**Aim of the exercise**
Go through the records and restate them word for word, omitting images.

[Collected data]
++++++++++++++++++++

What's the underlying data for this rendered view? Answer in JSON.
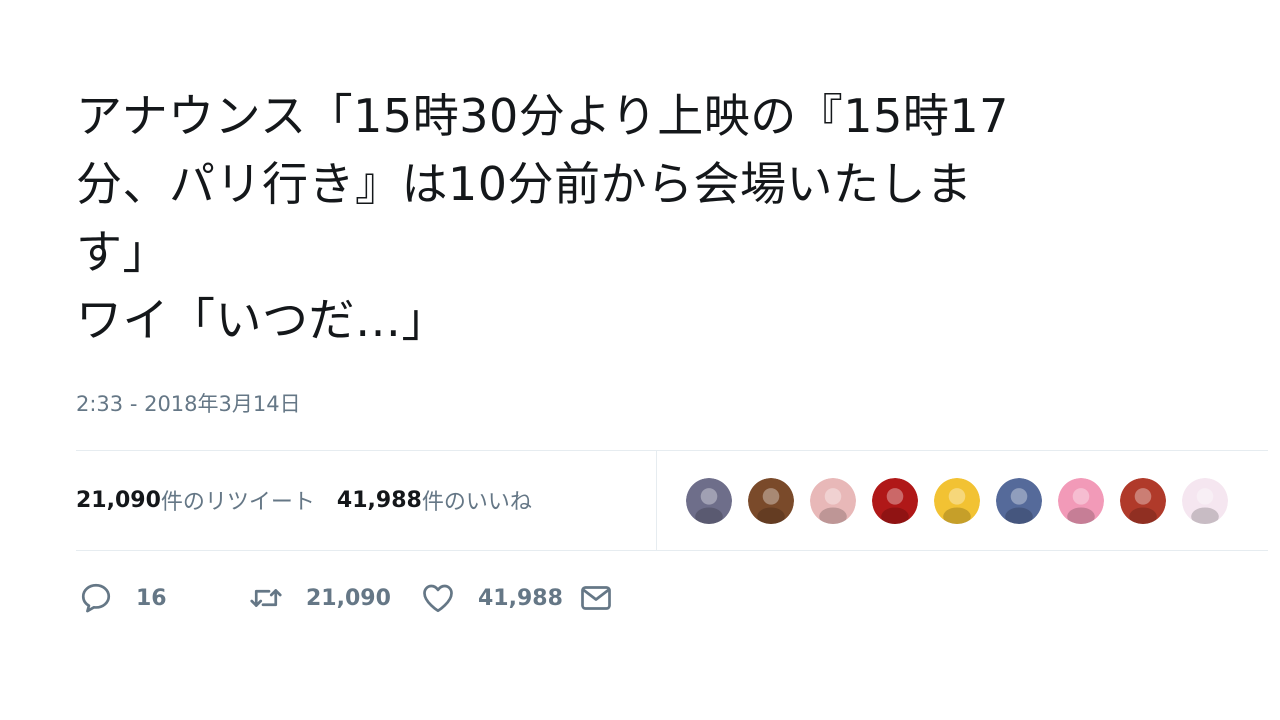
{
  "tweet": {
    "text_lines": [
      "アナウンス「15時30分より上映の『15時17",
      "分、パリ行き』は10分前から会場いたしま",
      "す」",
      "ワイ「いつだ…」"
    ],
    "timestamp": "2:33 - 2018年3月14日"
  },
  "stats": {
    "retweets_count": "21,090",
    "retweets_label": "件のリツイート",
    "likes_count": "41,988",
    "likes_label": "件のいいね"
  },
  "liker_avatars": [
    {
      "color": "#6e6e8a"
    },
    {
      "color": "#7a4a2a"
    },
    {
      "color": "#e8b8b8"
    },
    {
      "color": "#b01818"
    },
    {
      "color": "#f2c233"
    },
    {
      "color": "#556a9a"
    },
    {
      "color": "#f29ab8"
    },
    {
      "color": "#b03a2a"
    },
    {
      "color": "#f5e6f0"
    }
  ],
  "actions": {
    "reply_count": "16",
    "retweet_count": "21,090",
    "like_count": "41,988"
  },
  "colors": {
    "text": "#14171a",
    "secondary": "#657786",
    "divider": "#e6ecf0"
  }
}
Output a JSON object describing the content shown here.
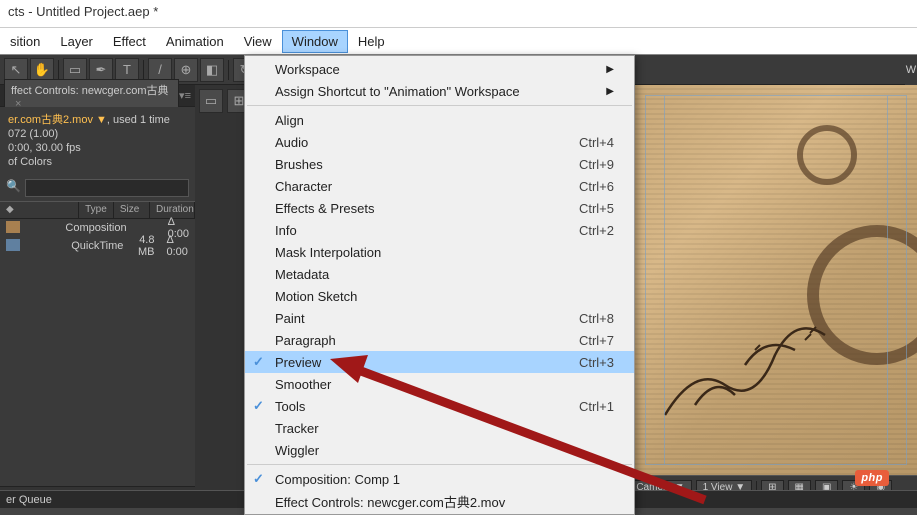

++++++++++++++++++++

**Solution to this exercise**
What's the underlying data for this rendered view? Answer in JSON.
{
  "tweet": {
    "text_lines": [
      "アナウンス「15時30分より上映の『15時17",
      "分、パリ行き』は10分前から会場いたしま",
      "す」",
      "ワイ「いつだ…」"
    ],
    "timestamp": "2:33 - 2018年3月14日"
  },
  "stats": {
    "retweets_count": "21,090",
    "retweets_label": "件のリツイート",
    "likes_count": "41,988",
    "likes_label": "件のいいね"
  },
  "liker_avatars": [
    {
      "color": "#6e6e8a"
    },
    {
      "color": "#7a4a2a"
    },
    {
      "color": "#e8b8b8"
    },
    {
      "color": "#b01818"
    },
    {
      "color": "#f2c233"
    },
    {
      "color": "#556a9a"
    },
    {
      "color": "#f29ab8"
    },
    {
      "color": "#b03a2a"
    },
    {
      "color": "#f5e6f0"
    }
  ],
  "actions": {
    "reply_count": "16",
    "retweet_count": "21,090",
    "like_count": "41,988"
  },
  "colors": {
    "text": "#14171a",
    "secondary": "#657786",
    "divider": "#e6ecf0"
  }
}
Output a JSON object describing the content shown here.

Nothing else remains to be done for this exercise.